The culmination of this engagement of the young was the lowering of the voting age in Argentina from 18 to 16. “I was in congress the day the law was passed,” says Rodriguez. “It was unbelievable. The gallery was filled with young people singing and chanting. It was so amazing.”
Voting at 16 is more than just a way of inspiring young people, however. According to Bruter’s research, it could transform youth participation in democracy, for mainly boring practical reasons. For most young people, their first opportunity to vote comes between the ages of 18 and 20, when they are likely to be downing pints in a student union bar or in Thailand on a gap year. Even if they re-register at a new address, they are unlikely to know the candidates or the local issues. “But when you are 16, you live in a place where you are likely to have grown up, you typically live with your parents, and you typically go to school, so you are socialised in an environment where you are aware of the state and aware of the election,” Bruter says. The Scottish referendum was the first UK vote in which the voting age was lowered to 16. Estimates suggest 75% of 16- to 18-year-olds turned out, compared with 54% of 18- to 24-year-olds.
There is another crucial change that Bruter has trialled at elections in more than six countries, with excellent results: make voting for the first time as important as other adolescent firsts, such as getting your driving licence, or losing your virginity. Bruter says that getting young people excited about voting for the first time has far more of an impact than guilting them into it. In studies, Bruter and his team have tried more than 30 different ways to make first-time voting more of a ceremony, from receiving an official notification by letter inviting you to vote “for the first time in your life”, to dedicated polling stations and “happy hours” solely for first-time voters.
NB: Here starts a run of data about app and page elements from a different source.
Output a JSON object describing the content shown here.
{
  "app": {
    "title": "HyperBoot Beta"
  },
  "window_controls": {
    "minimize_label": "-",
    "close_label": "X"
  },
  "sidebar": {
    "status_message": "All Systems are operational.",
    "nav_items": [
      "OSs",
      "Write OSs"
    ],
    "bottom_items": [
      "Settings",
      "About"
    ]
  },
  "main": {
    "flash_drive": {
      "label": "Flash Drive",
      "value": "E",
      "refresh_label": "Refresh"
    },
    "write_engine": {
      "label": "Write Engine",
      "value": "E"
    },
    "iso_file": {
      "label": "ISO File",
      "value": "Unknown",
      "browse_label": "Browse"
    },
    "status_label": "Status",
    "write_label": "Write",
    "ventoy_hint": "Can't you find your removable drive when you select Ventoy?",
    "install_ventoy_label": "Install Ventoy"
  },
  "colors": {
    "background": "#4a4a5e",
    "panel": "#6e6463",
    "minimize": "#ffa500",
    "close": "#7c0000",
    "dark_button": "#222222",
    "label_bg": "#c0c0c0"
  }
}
All have been shown to improve voter turnout.
What with young people constantly glued to their phones, you might think that electronic voting could make a difference, too. Indeed, it is currently being considered for the next UK general election. But Bruter’s research shows that people who e-vote are less satisfied with the experience than people who go to a polling station; experiments with 15-17 year olds in six different countries found internet voting was counter-productive.
The sobering truth is that the current UK election has almost none of the conditions that would engender a change. The stakes are extremely low, because everyone already believes their vote won’t make a difference. The voting age is still 18, and the election is in June, when many students will have left university and may be away or at a festival. This week, the Electoral Reform Society reported that the number of school leavers on the electoral roll has dropped by more than a quarter in three years. Most damningly, no party is articulating a big idea about the future of Britain; a message of citizenship, hope or change. All are focusing on transactional policies, trying to woo young people with free tuition fees or legalising cannabis. Even Labour, with its radical Berniesque leader, can struggle to imagine the future, offering piecemeal offerings such as “more bobbies on the beat” in television and radio interviews.
Yet there is still much to be hopeful about. All the main opposition parties support votes for 16- to 18-year-olds. Indeed, it is easy to imagine the sort of candidate, the sort of campaign, that could spark wild enthusiasm from young people. Perhaps Corbyn could even be that candidate if he could be persuaded to give up on the focus-tested giveaways and think more about the broad vision he wants to communicate to young voters. There were hints of that broader vision at the Labour manifesto launch this week, with the leader calling the document “a draft for a better future”. That is certainly more galvanising than Brian May tweeting as if he has got a bit part on Top Boy.